Great to see a couple of Hunter Creekers in town for a brief visit, checking out their place after the winter. They have been busy with their travels and grandparenting a granddaughter in Burlington, Vt. They caught up on the news while enjoying a libation at the Landmark Friday. Most know them as Roland and Diane Davis, but to a few of us they will always be Rowan and Martin!
Evidence indicates Mitchell and Audrey were here Saturday last and the egg lady came by on Sunday.
No X-Box and no Game-Boys for the Gervais and the McCain families from down Norman Lane. Plastic pails in hand, moms and kids were headed off to play in the creek on a bright Saturday afternoon.
Debbie and Gene have had a place at the CCMHP for years. The other day, Debbie and her Jack Russell terrier were out for a walk and they found a four-point elk antler. It is all bright and shiny. She stopped by and asked if she could, please, add her find to my chandelier. It pays to advertise in the Roundup!
Last week, there was a lovely conservation with Lynn and Sue Hess on Saddle Mountain Road down at Kohl’s Ranch. The Hess’s are long, longtime residents and have some very interesting insights on the goings-on at Kohl’s and Tontozona clear back to the 50s. Sue related that while she looked after the front desk, Lynn was the ‘tea-totalin’ bartender. We are going to get back to them for some more stories before the Sun Devils return to Tontozona in August.

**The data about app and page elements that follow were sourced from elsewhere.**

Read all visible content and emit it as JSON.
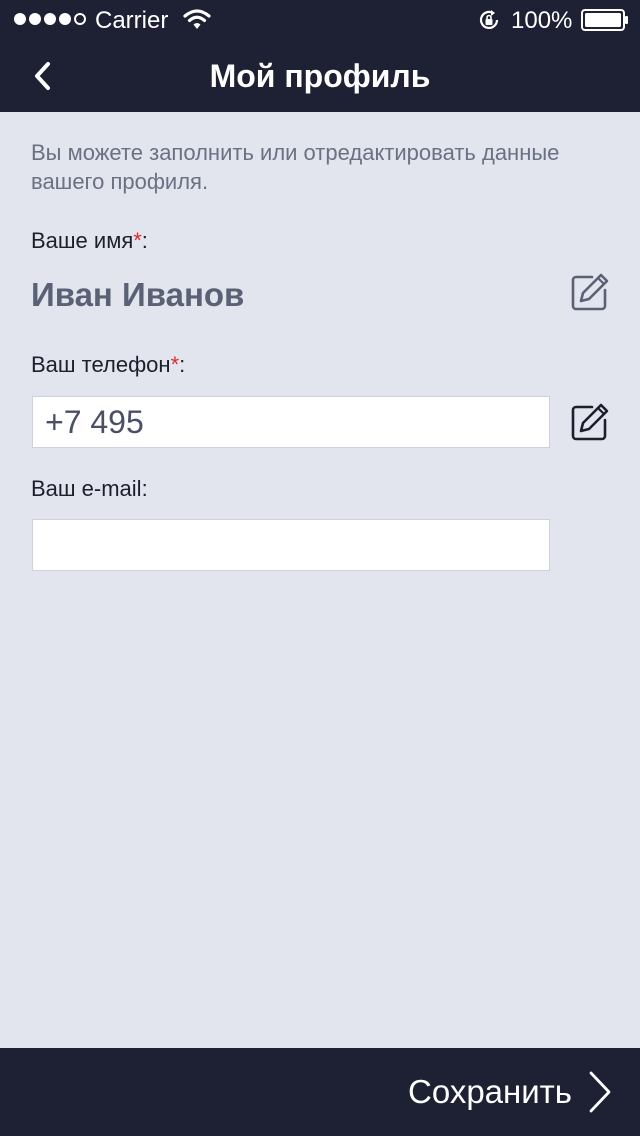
{
  "status_bar": {
    "carrier": "Carrier",
    "battery_percent": "100%",
    "icons": [
      "signal-dots",
      "wifi-icon",
      "rotation-lock-icon",
      "battery-icon"
    ]
  },
  "nav": {
    "title": "Мой профиль",
    "back_icon": "chevron-left-icon"
  },
  "intro_text": "Вы можете заполнить или отредактировать данные вашего профиля.",
  "fields": {
    "name": {
      "label": "Ваше имя",
      "required_mark": "*",
      "suffix": ":",
      "value": "Иван Иванов",
      "edit_icon": "edit-icon"
    },
    "phone": {
      "label": "Ваш телефон",
      "required_mark": "*",
      "suffix": ":",
      "value": "+7 495",
      "edit_icon": "edit-icon"
    },
    "email": {
      "label": "Ваш e-mail",
      "suffix": ":",
      "value": ""
    }
  },
  "footer": {
    "save_label": "Сохранить",
    "save_icon": "chevron-right-icon"
  },
  "colors": {
    "header_bg": "#1d2133",
    "page_bg": "#e2e4ee",
    "required": "#e02a2a",
    "muted_text": "#6a7183"
  }
}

Back in the day, Lew and Necia Kohls had a place to stay and get a meal and from those humble beginnings built a renowned destination on Tonto Creek, here under Promontory Point. The Mikols had the place in later years and built the A-frame lodge. Sadly, that was about the extent of my knowledge of Kohl’s Ranch. We were sitting around the campfire on Christopher Creek, at Marksbury’s, the evening after seeing Lynn and Sue Hess. John was relating how he and Danny Webster would terrorize Mr. Mikols by playing Aker Bilk’s Stranger on the Shore on the jukebox, over, and over, and over – and at a dime a song that could poke a hole in one’s allowance. John grew up at Kohl’s, spending every weekend and vacations just across Short Road beside the present-day kitchen. The cabin his parents built had a bird’s eye view of all that was happening… until Mr. Mikols built the A-frame lodge. We spent some time figuring out what year that was and he thought he was about 16, but wasn’t sure. Well, the very next evening, Mike Bailey, manager down at the C-Canyon RV park, stopped by the Landmark to try his hand at the poker table. Unsolicited, he hands me a copy of The Legend of Kohl’s Ranch, written by Katie Bell, copyright 1985. Inside the cover, Katie had signed “to Clay and Ellie” – Clay Ashby and his wife had the RV park back then. Although not all the Kohl’s locals thought Katie had everything quite right, she listed quite an impressive roll of old-timers from the area as contributors. Her short book is, indeed, a fairly good time-line of owners and how the Cowboy Barn and the Lodge evolved. Now, Sue Hess lamented that not much attention was being paid to the folks down at Kohl’s and, after all, they are a part of Christopher-Kohl’s Fire District. Having had my knowledge base improved immensely this week, it became obvious the time had come. How we doin’ so far, Sue?
And that’s another week in the creek!